Today, NIBCapital has a team of knowledgeable users of Algorithmics' solutions. In turn, the team has been able to apply their experience and knowledge to new Algorithmics solutions, thereby ensuring that the firm realizes the greatest possible return on its investment.
NIBCapital has taken the same approach with Algo Credit. Having learnt the system with the help of Algorithmics' consultancy on the first phase, the bank plans to implement the use of potential future exposure, and extend coverage to its loan portfolio using its own resources as much as possible. "We have felt very comfortable working with Algorithmics," says Keijsers. "Whenever we do projects with them, there is always a sense that we are in control, and that we are not being pushed in any way."
Once the loan portfolio is incorporated into Algo Credit, the bank will have an integrated system for all its counterparty risk. This will allow it to produce consolidated risk figures across all counterparties of the bank. "There will be one, and only one, system that can cover everything. And we want to use it more in the sense of a portfolio management system, to look at all our exposures in a portfolio way,"
Although NIBCapital has done calculations that suggest that it will be profitable for the bank to move to value-at-risk based reporting for regulatory capital reporting, this is not primarily why it implemented its new risk systems, and it has not yet moved to this way of reporting. Nor has it attempted any other return-on-capital calculations for the Algorithmics applications. "These have been very much quality-based projects. Our main concern was that our old risk management tools weren't up to speed," says Keijsers.
NIBCapital regards Basel II in a similar fashion. The bank has not yet analyzed precisely how Algo Market, Algo Collateral and Algo Credit might help it with its Basel II reporting, but it believes that it is in a better position to meet the new regulatory requirements than it was with its old systems.
I'm confident that [the Algorithmics systems] add significantly to our whole way of looking at risk management, and the Basel II process," says Keijsers. "In fact, I can't even imagine the situation we would be in if we hadn't done these implementations.
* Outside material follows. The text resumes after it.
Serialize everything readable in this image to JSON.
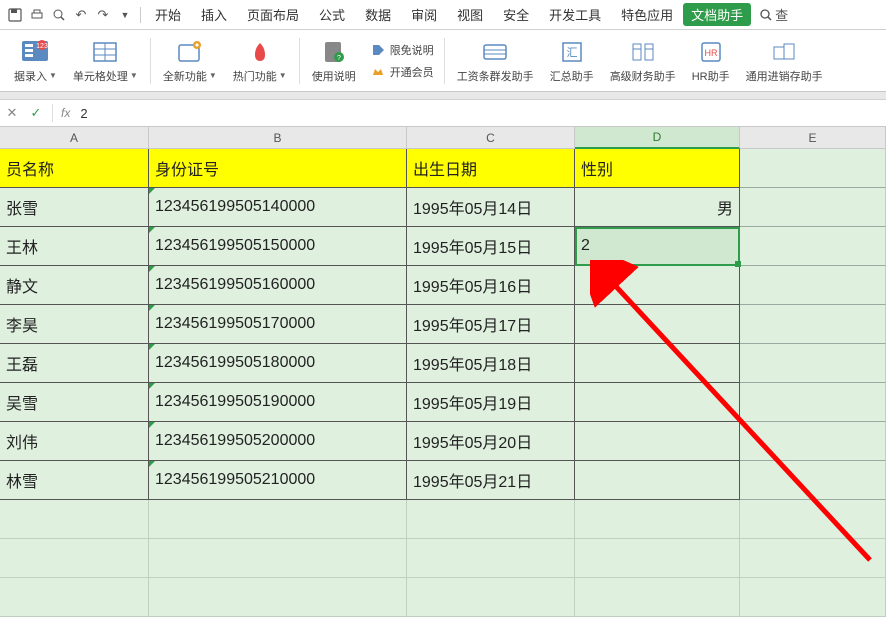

I simply can't imagine doing without the numbers we are producing in the daily process now.
We are using the value-at-risk figures for economic capital calculations, for example. It is unthinkable that we wouldn't have these figures."
NIBCapital is using Algo Market for the new International Financial Reporting Standards for accounting. The bank uses the system for the valuation and hedge accounting of derivatives. "For hedge accounting, you have to prove before the period that you are accounting for that your hedges will be effective, and afterwards, you have to prove that your hedges were effective. Algo Market isideal for establishing which derivatives to use in a hedge relationship," says Keijsers.
NIBCapital is cautious about claiming that its new risk management facilities have helped its competitiveness. "There is not always a direct link to be made from risk management to competitive advantage," says Keijsers. However, the risk systems give the bank comfort that its positions aren't too risky for its' own good. "If we didn't have that insight into our positions and our risk then we wouldn't really be able to do our business confidently," he says.
The NIBCapital Case Study is one in a series of Algorithmics' case studies. For information about Algorithmics and to view other client case studies, visit www.algorithmics.comAlgorithmics
The week on Risk.net, July 7-13, 2018Receive this by email